What is being asked:
Extract the records in full, leaving every picture out.

[Website and app data records]
================================
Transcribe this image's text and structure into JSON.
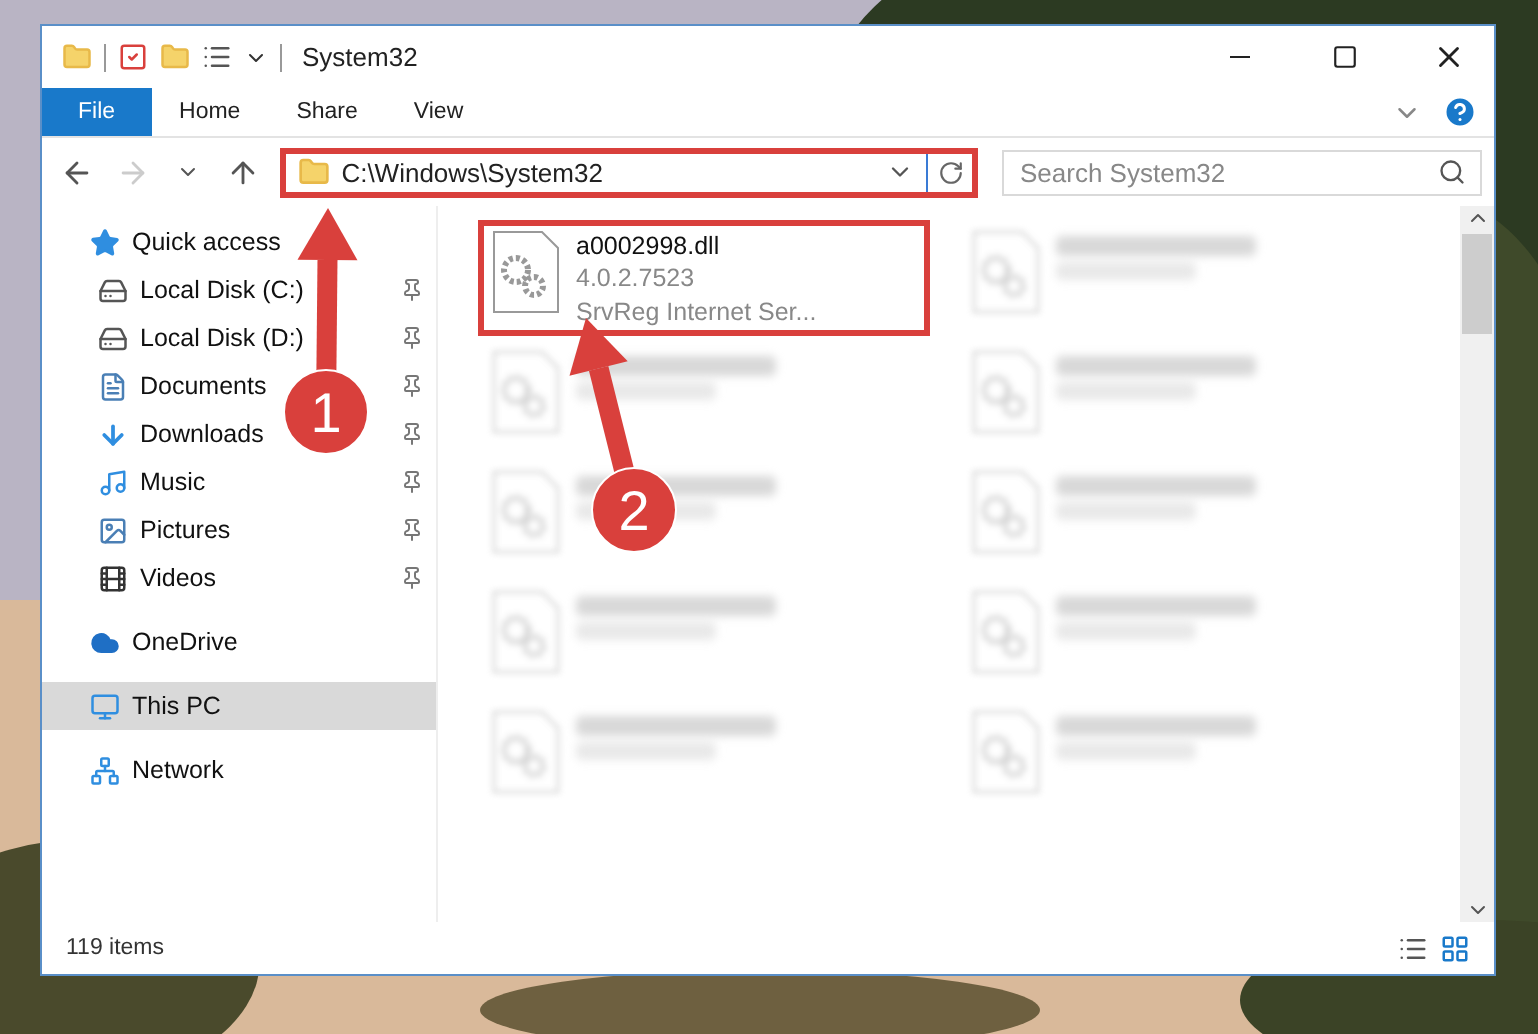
{
  "window": {
    "title": "System32"
  },
  "ribbon": {
    "tabs": [
      {
        "label": "File",
        "kind": "file"
      },
      {
        "label": "Home",
        "kind": "tab"
      },
      {
        "label": "Share",
        "kind": "tab"
      },
      {
        "label": "View",
        "kind": "tab"
      }
    ]
  },
  "navigation": [
    {
      "kind": "back",
      "disabled": false
    },
    {
      "kind": "forward",
      "disabled": true
    },
    {
      "kind": "recent",
      "disabled": false
    },
    {
      "kind": "up",
      "disabled": false
    }
  ],
  "address_bar": {
    "path": "C:\\Windows\\System32",
    "highlighted": true
  },
  "search": {
    "placeholder": "Search System32"
  },
  "sidebar": {
    "items": [
      {
        "label": "Quick access",
        "kind": "quick-access",
        "selected": false,
        "children": [
          {
            "label": "Local Disk (C:)",
            "kind": "disk-c",
            "pinned": true
          },
          {
            "label": "Local Disk (D:)",
            "kind": "disk",
            "pinned": true
          },
          {
            "label": "Documents",
            "kind": "documents",
            "pinned": true
          },
          {
            "label": "Downloads",
            "kind": "downloads",
            "pinned": true
          },
          {
            "label": "Music",
            "kind": "music",
            "pinned": true
          },
          {
            "label": "Pictures",
            "kind": "pictures",
            "pinned": true
          },
          {
            "label": "Videos",
            "kind": "videos",
            "pinned": true
          }
        ]
      },
      {
        "label": "OneDrive",
        "kind": "cloud",
        "selected": false
      },
      {
        "label": "This PC",
        "kind": "pc",
        "selected": true
      },
      {
        "label": "Network",
        "kind": "network",
        "selected": false
      }
    ]
  },
  "files": [
    {
      "name": "a0002998.dll",
      "details": [
        "4.0.2.7523",
        "SrvReg Internet Ser..."
      ],
      "blurred": false,
      "highlighted": true
    },
    {
      "blurred": true,
      "highlighted": false
    },
    {
      "blurred": true,
      "highlighted": false
    },
    {
      "blurred": true,
      "highlighted": false
    },
    {
      "blurred": true,
      "highlighted": false
    },
    {
      "blurred": true,
      "highlighted": false
    },
    {
      "blurred": true,
      "highlighted": false
    },
    {
      "blurred": true,
      "highlighted": false
    },
    {
      "blurred": true,
      "highlighted": false
    },
    {
      "blurred": true,
      "highlighted": false
    }
  ],
  "annotations": [
    {
      "label": "1"
    },
    {
      "label": "2"
    }
  ],
  "status_bar": {
    "item_count": "119 items"
  }
}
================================
Output:
Transcribe this image's text and structure into JSON.
{
  "window": {
    "title": "System32"
  },
  "ribbon": {
    "tabs": [
      {
        "label": "File",
        "kind": "file"
      },
      {
        "label": "Home",
        "kind": "tab"
      },
      {
        "label": "Share",
        "kind": "tab"
      },
      {
        "label": "View",
        "kind": "tab"
      }
    ]
  },
  "navigation": [
    {
      "kind": "back",
      "disabled": false
    },
    {
      "kind": "forward",
      "disabled": true
    },
    {
      "kind": "recent",
      "disabled": false
    },
    {
      "kind": "up",
      "disabled": false
    }
  ],
  "address_bar": {
    "path": "C:\\Windows\\System32",
    "highlighted": true
  },
  "search": {
    "placeholder": "Search System32"
  },
  "sidebar": {
    "items": [
      {
        "label": "Quick access",
        "kind": "quick-access",
        "selected": false,
        "children": [
          {
            "label": "Local Disk (C:)",
            "kind": "disk-c",
            "pinned": true
          },
          {
            "label": "Local Disk (D:)",
            "kind": "disk",
            "pinned": true
          },
          {
            "label": "Documents",
            "kind": "documents",
            "pinned": true
          },
          {
            "label": "Downloads",
            "kind": "downloads",
            "pinned": true
          },
          {
            "label": "Music",
            "kind": "music",
            "pinned": true
          },
          {
            "label": "Pictures",
            "kind": "pictures",
            "pinned": true
          },
          {
            "label": "Videos",
            "kind": "videos",
            "pinned": true
          }
        ]
      },
      {
        "label": "OneDrive",
        "kind": "cloud",
        "selected": false
      },
      {
        "label": "This PC",
        "kind": "pc",
        "selected": true
      },
      {
        "label": "Network",
        "kind": "network",
        "selected": false
      }
    ]
  },
  "files": [
    {
      "name": "a0002998.dll",
      "details": [
        "4.0.2.7523",
        "SrvReg Internet Ser..."
      ],
      "blurred": false,
      "highlighted": true
    },
    {
      "blurred": true,
      "highlighted": false
    },
    {
      "blurred": true,
      "highlighted": false
    },
    {
      "blurred": true,
      "highlighted": false
    },
    {
      "blurred": true,
      "highlighted": false
    },
    {
      "blurred": true,
      "highlighted": false
    },
    {
      "blurred": true,
      "highlighted": false
    },
    {
      "blurred": true,
      "highlighted": false
    },
    {
      "blurred": true,
      "highlighted": false
    },
    {
      "blurred": true,
      "highlighted": false
    }
  ],
  "annotations": [
    {
      "label": "1"
    },
    {
      "label": "2"
    }
  ],
  "status_bar": {
    "item_count": "119 items"
  }
}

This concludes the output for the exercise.